On transformation, transition, and losing a mountain

During her internship in July and August, Jessica Placzek assisted Cassie in preparing for the How to Lose a Mountain Summer Institute and in the planning for next spring’s walk. Jessica is a senior sociology major and “dance enthusiast” at Wesleyan University. She shares her reflections and discoveries from the Institute week in this blog post. 

Lately, the Dance Exchange has seen many transitions. In the last year there have been new logos, new people, new projects, new names and a new artistic director. Change has been a prevalent theme at the dance exchange, and during the How to Lose a Mountain Summer Institute, transition was a major point of exploration. This topic at times was both physically and emotionally challenging. Yet it also provided opportunities for innovation and fun as we explored the shift from dancing in the studio to dancing outdoors in Rock Creek Park. There we examined dance as part of a pilgrimage in the heat of noonday suns, and under the cool sprinkles of evening showers. Through this rollercoaster of a week I was constantly inspired by the openness, creativity and levity of my fellow dancers who rose to meet various challenges and quickly cohered to make transforming and thought-provoking works.


Dancing in the creek


One source of inspiration that generated an abundance of ideas were the day’s transitions. In the middle of the week we woke up at the eye-crusting hour of 4:30am for the sunrise and stayed up till 9:30pm for the sunset where we watched the final rays of light slip back over the horizon. For me, the light had a profound influence in creating a space and bringing me into the present. In the morning we saw the world go from dark shapes to brilliant textured objects and in the evening we watched entities lose distinctiveness and blend into mystical forest landscapes. We took in sights, sounds, shapes and themes, and together these personal observations and experiences of explicit shifts from night to day and day to night were used for movement generation and small, wonderfully improvised performances.


Dancing in the park


A surprising investigation during the week was a workshop led by Nancy Bannon, who gave us tools to key into very emotionally sensitive places. Insecurities were brought to the forefront as we were pushed onto very rocky emotional grounds. However, like periods of transitions, the off-centering was informative and useful. While it helped us enhance emotive aspects of movement it also enabled us to examine ourselves, and, hopefully, it allowed us to readjust and find a new center. Just like focusing a camera, we un-focused in order to refocus for the sharpest image.


Dancing in the park
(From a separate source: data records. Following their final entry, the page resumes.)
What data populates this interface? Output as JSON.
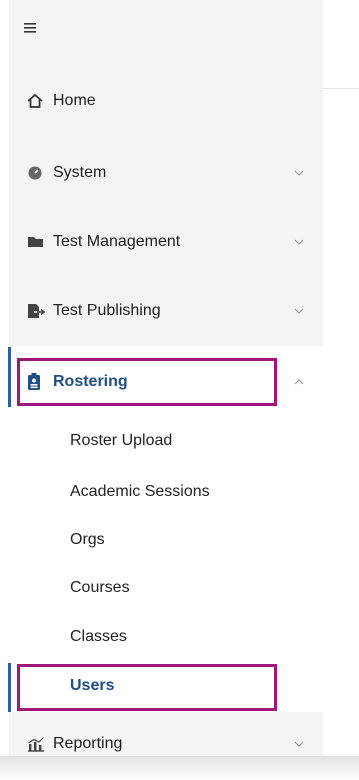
{
  "menu": {
    "toggle_icon": "hamburger-icon"
  },
  "nav": {
    "items": [
      {
        "label": "Home",
        "icon": "home-icon"
      },
      {
        "label": "System",
        "icon": "gauge-icon",
        "expandable": true
      },
      {
        "label": "Test Management",
        "icon": "folder-icon",
        "expandable": true
      },
      {
        "label": "Test Publishing",
        "icon": "publish-icon",
        "expandable": true
      },
      {
        "label": "Rostering",
        "icon": "badge-icon",
        "expandable": true,
        "expanded": true
      },
      {
        "label": "Reporting",
        "icon": "chart-icon",
        "expandable": true
      }
    ],
    "rostering_children": [
      {
        "label": "Roster Upload"
      },
      {
        "label": "Academic Sessions"
      },
      {
        "label": "Orgs"
      },
      {
        "label": "Courses"
      },
      {
        "label": "Classes"
      },
      {
        "label": "Users",
        "active": true
      }
    ]
  },
  "colors": {
    "active_text": "#1d4e89",
    "highlight": "#a0167a",
    "sidebar_bg": "#f4f4f5"
  }
}
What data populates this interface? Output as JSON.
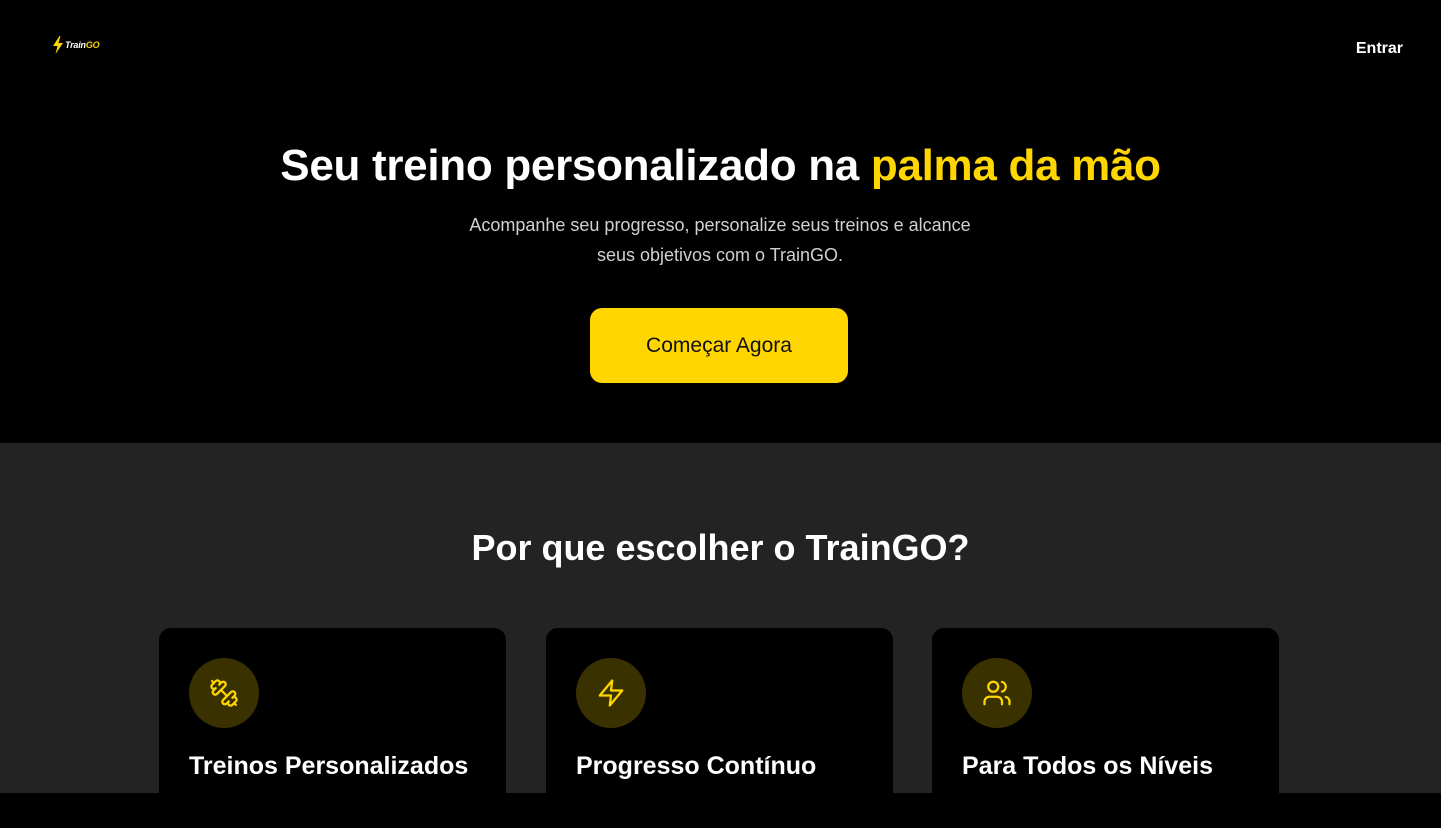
{
  "header": {
    "logo": {
      "prefix": "Train",
      "suffix": "GO",
      "icon": "lightning-bolt-icon"
    },
    "signin_label": "Entrar"
  },
  "hero": {
    "title_main": "Seu treino personalizado na ",
    "title_accent": "palma da mão",
    "subtitle_line1": "Acompanhe seu progresso, personalize seus treinos e alcance",
    "subtitle_line2": "seus objetivos com o TrainGO.",
    "cta_label": "Começar Agora"
  },
  "features": {
    "title": "Por que escolher o TrainGO?",
    "cards": [
      {
        "icon": "dumbbell-icon",
        "title": "Treinos Personalizados"
      },
      {
        "icon": "lightning-bolt-icon",
        "title": "Progresso Contínuo"
      },
      {
        "icon": "users-icon",
        "title": "Para Todos os Níveis"
      }
    ]
  },
  "colors": {
    "accent": "#FFD600",
    "background": "#000000",
    "section_bg": "#232323",
    "icon_circle_bg": "#3a3100"
  }
}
And, of course, there were transitions within our bodies. We explored our parameters as dancers and challenged ourselves to move outside our own patterns of movement, adopting the movement of fellow dancers and pulling from text and acting workshops that explored impulse. We also further challenged the way our bodies interpreted text, abstracting text as we danced it. At the end of a full week, I personally experienced a change in my own body. Abs that had disappeared months ago made a glorious homecoming and a barrage of sore muscles announced their existence.


Dancing in the woods


After an invigorating week of change, bad tan lines, wet socks and new friends, I can say without a doubt that there are exciting things happening at the Dance Exchange. It has set the stage for the How to Lose a Mountain walk next spring and I look forward to watching and participating in the piece’s progressions and transformations.

About Guest Blogger

Dance Exchange intern and/or guest blogger.